22seven

You are now debt free after finding just R500 extra each month in your budget. This assumes of course that you stick to your budget and do not take on any other credit during this period. Not only are you debt free but you have R1 800 of disposable income to start investing.

Track your Net Value

Hopefully this exercise will provide some motivation to start with that budget. If you have been using the 22seven app to get your budget going, you can use it to track your Net Value which is a graphic illustration of money you have and money you owe. As you settle that debt, so your Net Value will grow. For more information on how the app works, watch this video.

This article is part of the Show Your Money Who’s Boss campaign, a collaboration between 22seven, City Press and Maya on Money.

0 Comments

Trackbacks/Pingbacks

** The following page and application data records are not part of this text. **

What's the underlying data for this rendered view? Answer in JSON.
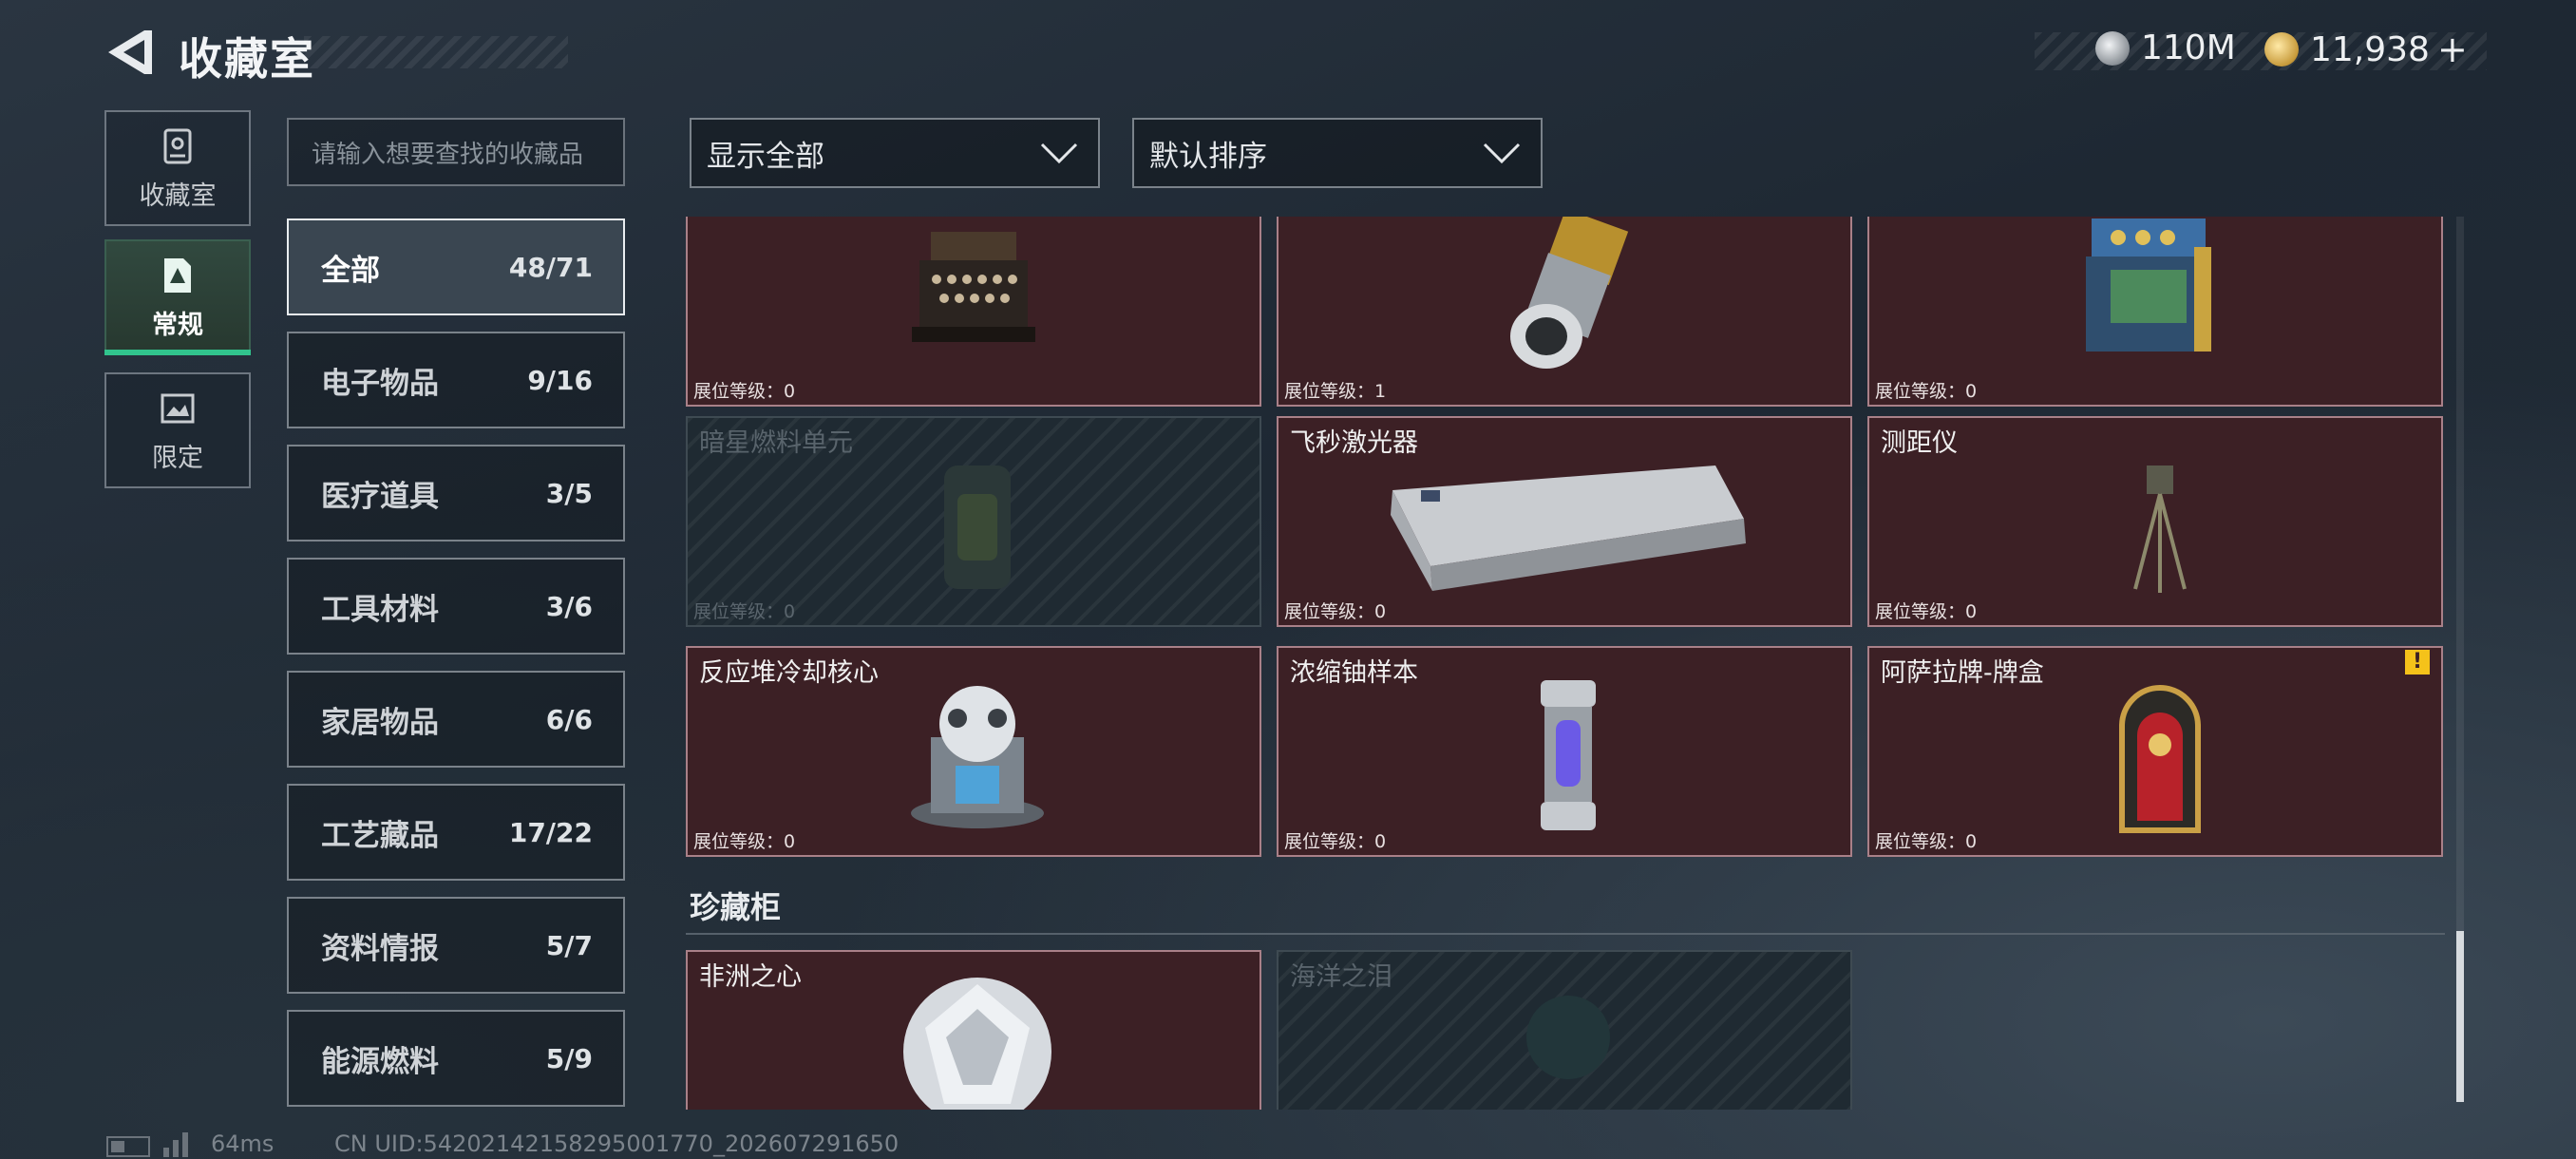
{
  "header": {
    "title": "收藏室",
    "currency": [
      {
        "icon": "silver-coin-icon",
        "amount": "110M"
      },
      {
        "icon": "gold-coin-icon",
        "amount": "11,938",
        "suffix": "+"
      }
    ]
  },
  "nav_tabs": [
    {
      "label": "收藏室",
      "icon": "collection-room-icon",
      "active": false
    },
    {
      "label": "常规",
      "icon": "regular-doc-icon",
      "active": true
    },
    {
      "label": "限定",
      "icon": "limited-image-icon",
      "active": false
    }
  ],
  "search": {
    "placeholder": "请输入想要查找的收藏品"
  },
  "categories": [
    {
      "name": "全部",
      "count": "48/71",
      "active": true
    },
    {
      "name": "电子物品",
      "count": "9/16"
    },
    {
      "name": "医疗道具",
      "count": "3/5"
    },
    {
      "name": "工具材料",
      "count": "3/6"
    },
    {
      "name": "家居物品",
      "count": "6/6"
    },
    {
      "name": "工艺藏品",
      "count": "17/22"
    },
    {
      "name": "资料情报",
      "count": "5/7"
    },
    {
      "name": "能源燃料",
      "count": "5/9"
    }
  ],
  "filters": {
    "show": "显示全部",
    "sort": "默认排序"
  },
  "items": [
    {
      "name": "",
      "level": "展位等级：0",
      "art": "typewriter"
    },
    {
      "name": "",
      "level": "展位等级：1",
      "art": "lens"
    },
    {
      "name": "",
      "level": "展位等级：0",
      "art": "machine"
    },
    {
      "name": "暗星燃料单元",
      "level": "展位等级：0",
      "locked": true,
      "art": "fuel"
    },
    {
      "name": "飞秒激光器",
      "level": "展位等级：0",
      "art": "laser"
    },
    {
      "name": "测距仪",
      "level": "展位等级：0",
      "art": "tripod"
    },
    {
      "name": "反应堆冷却核心",
      "level": "展位等级：0",
      "art": "reactor"
    },
    {
      "name": "浓缩铀样本",
      "level": "展位等级：0",
      "art": "capsule"
    },
    {
      "name": "阿萨拉牌-牌盒",
      "level": "展位等级：0",
      "art": "cardbox",
      "badge": "!"
    }
  ],
  "cabinet": {
    "title": "珍藏柜",
    "items": [
      {
        "name": "非洲之心",
        "art": "diamond"
      },
      {
        "name": "海洋之泪",
        "locked": true,
        "art": "tear"
      }
    ]
  },
  "footer": {
    "ping": "64ms",
    "uid": "CN UID:54202142158295001770_202607291650"
  }
}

  1. 20 ways to be savings savvy - SASI #waystosave builds savings knowledge - #WaysToSave - […] Type, Balance, Payment, Interest, Fees, Credit Insurance, End Date.  Fisher-French recommends the  Snowball approach to settle your debts: Take…
Maya Fisher-French author of Money Questions Answered

Previous Articles

SARS issues guidance on crypto assets

On 27 August 2021, SARS provided further guidance on the correct tax treatment of crypto assets and how this must be declared in people’s tax returns. SARS published a document on its website entitled Crypto Assets & Tax. The publication should perhaps best be...

Self-service facility for GEPF members

Technology is making it easier for GEPF members and pensioners to keep track of their pension information and claims process. By downloading the new GEPF self-service mobile app onto your device, you can remove the frustration of standing in long queues at GEPF...

Video: Being rich vs being wealthy

In his book The Psychology of Money, Morgan Housel writes about the difference between being rich and being wealthy. He defines riches as an income you earn, because that allows you to take on the debt to buy that R800 000 car or R40 000 handbag. Wealth on the other...

High-risk land investment leaves angry investors out of pocket

Many South African investors who bought UK property developments through SA-based property marketing company SJ Capital, have seen no returns for over 11 years. Investigations have found that the investment is extremely high risk and that investors were not fully...

Listen: Top tips for financially savvy kids

Maya (@mayaonmoney) chats to certified financial planner Gugu Sidaki (@gugusidaki) about ways to skill our children so that they can better manage money as adults. Gugu is author of My 3 Piggies, a series of books for kids all about money. Also listen to this podcast,...

Treasury’s solution to early withdrawal

As part of its ongoing retirement reform process, National Treasury is proposing the introduction of a two-bucket retirement system to provide for shorter and longer-term needs. John Anderson, executive at Alexander Forbes, says it may work along the same percentages...

Video: Marriage and money

When couples marry, including Customary Marriage, they will automatically be married under community of property, unless they sign a separate antenuptial contract. This is seen as a way to protect women, especially those who stay at home to raise the family. The term...

The NSSF will not meet the needs of South Africans

While noble in its aim, the establishment of a National Social Security Fund (NSSF) is largely unworkable. In August, the department of Social Development issued a Green Paper on Comprehensive Social Security and Retirement Reform, which outlined a “super fund” to...

Life insurers see a 44% jump in death claims

Death claims statistics released recently by the Association for Savings and Investment South Africa (ASISA) have shown a massive 44% jump in lives lost with an overall increase of 64% in the value of claims paid compared to the previous year. Between 1 April 2020 and...

Video: Your money behaviour

Have you ever wondered how your money behaviour compares to that of your peers? Where do they save? What do they spend their money on and how much debt do they have? On this edition of Money Matters, we chat to Akash Dowra, Head of Client Insights at Discovery Bank,...

Pin It on Pinterest

Share This